Creating a comprehensive estate plan is one of the more effective ways to retain control over what happens to assets after death. If your elderly relative has a will, trust or any other estate planning document, you hope it expresses his or her genuine intentions.
If someone exerts undue influence over your loved one, the language in his or her estate plan may not be so reliable. Fortunately, you may be able to tell if your elderly relative may be vulnerable to undue influence early enough to intervene.
As individuals age, they often experience a deep sense of isolation. If your loved one does not have a close social circle, he or she may allow an undue influencer to tinker with the estate plan. Consequently, you may want to pay special attention to new friends, caregivers and anyone else who may have recently entered your lonely relative’s life.
Estate planning can be a complicated task. To ensure your relative’s estate plan meets both his or her needs and legal requirements, you may want to recommend legal counsel. Nevertheless, if your loved one is struggling to put together a workable estate plan, an unscrupulous person may prey upon his or her confusion.

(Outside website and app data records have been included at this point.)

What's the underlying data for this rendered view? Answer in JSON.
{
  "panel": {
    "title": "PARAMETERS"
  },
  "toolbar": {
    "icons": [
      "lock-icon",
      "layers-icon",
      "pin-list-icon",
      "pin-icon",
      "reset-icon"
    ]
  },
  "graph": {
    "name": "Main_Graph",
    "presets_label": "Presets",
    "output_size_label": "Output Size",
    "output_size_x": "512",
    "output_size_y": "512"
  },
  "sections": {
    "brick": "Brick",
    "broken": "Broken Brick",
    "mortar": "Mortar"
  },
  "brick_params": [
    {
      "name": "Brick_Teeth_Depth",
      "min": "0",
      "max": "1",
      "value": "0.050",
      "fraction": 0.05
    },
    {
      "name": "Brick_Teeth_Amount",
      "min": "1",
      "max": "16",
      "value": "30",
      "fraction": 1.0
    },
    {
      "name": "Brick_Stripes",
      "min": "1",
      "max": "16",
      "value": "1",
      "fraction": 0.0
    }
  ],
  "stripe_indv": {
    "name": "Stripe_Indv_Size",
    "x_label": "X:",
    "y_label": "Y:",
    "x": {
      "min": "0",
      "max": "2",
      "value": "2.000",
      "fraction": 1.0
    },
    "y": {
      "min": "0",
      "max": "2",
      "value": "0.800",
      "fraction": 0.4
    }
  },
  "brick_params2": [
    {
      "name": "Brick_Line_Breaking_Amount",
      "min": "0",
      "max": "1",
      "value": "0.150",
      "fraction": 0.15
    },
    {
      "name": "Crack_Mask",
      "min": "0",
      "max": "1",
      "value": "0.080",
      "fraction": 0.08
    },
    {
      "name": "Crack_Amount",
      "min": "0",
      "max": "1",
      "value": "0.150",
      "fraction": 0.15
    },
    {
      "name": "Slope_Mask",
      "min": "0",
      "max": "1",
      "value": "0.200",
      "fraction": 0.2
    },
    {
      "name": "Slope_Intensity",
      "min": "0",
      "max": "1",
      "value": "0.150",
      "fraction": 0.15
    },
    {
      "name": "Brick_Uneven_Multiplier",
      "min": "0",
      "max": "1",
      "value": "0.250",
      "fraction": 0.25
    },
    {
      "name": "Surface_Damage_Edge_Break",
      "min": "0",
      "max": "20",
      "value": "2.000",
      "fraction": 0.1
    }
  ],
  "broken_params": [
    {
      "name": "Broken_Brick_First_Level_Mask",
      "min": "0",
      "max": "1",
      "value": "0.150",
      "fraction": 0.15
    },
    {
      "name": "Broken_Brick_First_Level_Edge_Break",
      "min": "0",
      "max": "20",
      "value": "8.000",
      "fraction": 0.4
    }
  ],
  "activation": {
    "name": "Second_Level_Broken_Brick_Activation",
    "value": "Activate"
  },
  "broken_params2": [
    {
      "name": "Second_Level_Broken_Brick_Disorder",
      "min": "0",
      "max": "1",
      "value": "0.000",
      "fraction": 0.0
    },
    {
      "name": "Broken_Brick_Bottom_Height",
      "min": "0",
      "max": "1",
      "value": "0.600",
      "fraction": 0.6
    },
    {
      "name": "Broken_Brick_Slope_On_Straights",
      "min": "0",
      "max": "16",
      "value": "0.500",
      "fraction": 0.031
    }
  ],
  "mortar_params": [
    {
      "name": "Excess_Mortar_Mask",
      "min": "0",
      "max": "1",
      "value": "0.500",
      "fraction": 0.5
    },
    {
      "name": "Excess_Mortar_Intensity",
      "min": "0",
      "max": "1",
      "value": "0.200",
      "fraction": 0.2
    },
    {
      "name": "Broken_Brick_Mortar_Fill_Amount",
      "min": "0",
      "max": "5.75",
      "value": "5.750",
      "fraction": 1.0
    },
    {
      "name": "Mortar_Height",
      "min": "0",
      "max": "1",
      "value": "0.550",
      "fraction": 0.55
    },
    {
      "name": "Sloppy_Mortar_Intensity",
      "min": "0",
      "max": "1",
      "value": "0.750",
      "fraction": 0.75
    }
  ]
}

If your relative has a serious illness or injury, he or she may be rushing to complete the estate plan. While there is nothing inherently wrong with acting urgently, you do not want your loved one to make decisions that run counter to his or her interests. Put simply, if your relative is rushing, someone may seek to capitalize.
Protecting your loved one’s wishes is a good way to honor his or her legacy. Ultimately, if you believe your relative may fall victim to undue influence, you can either stop the undue influence now or contest the estate plan later.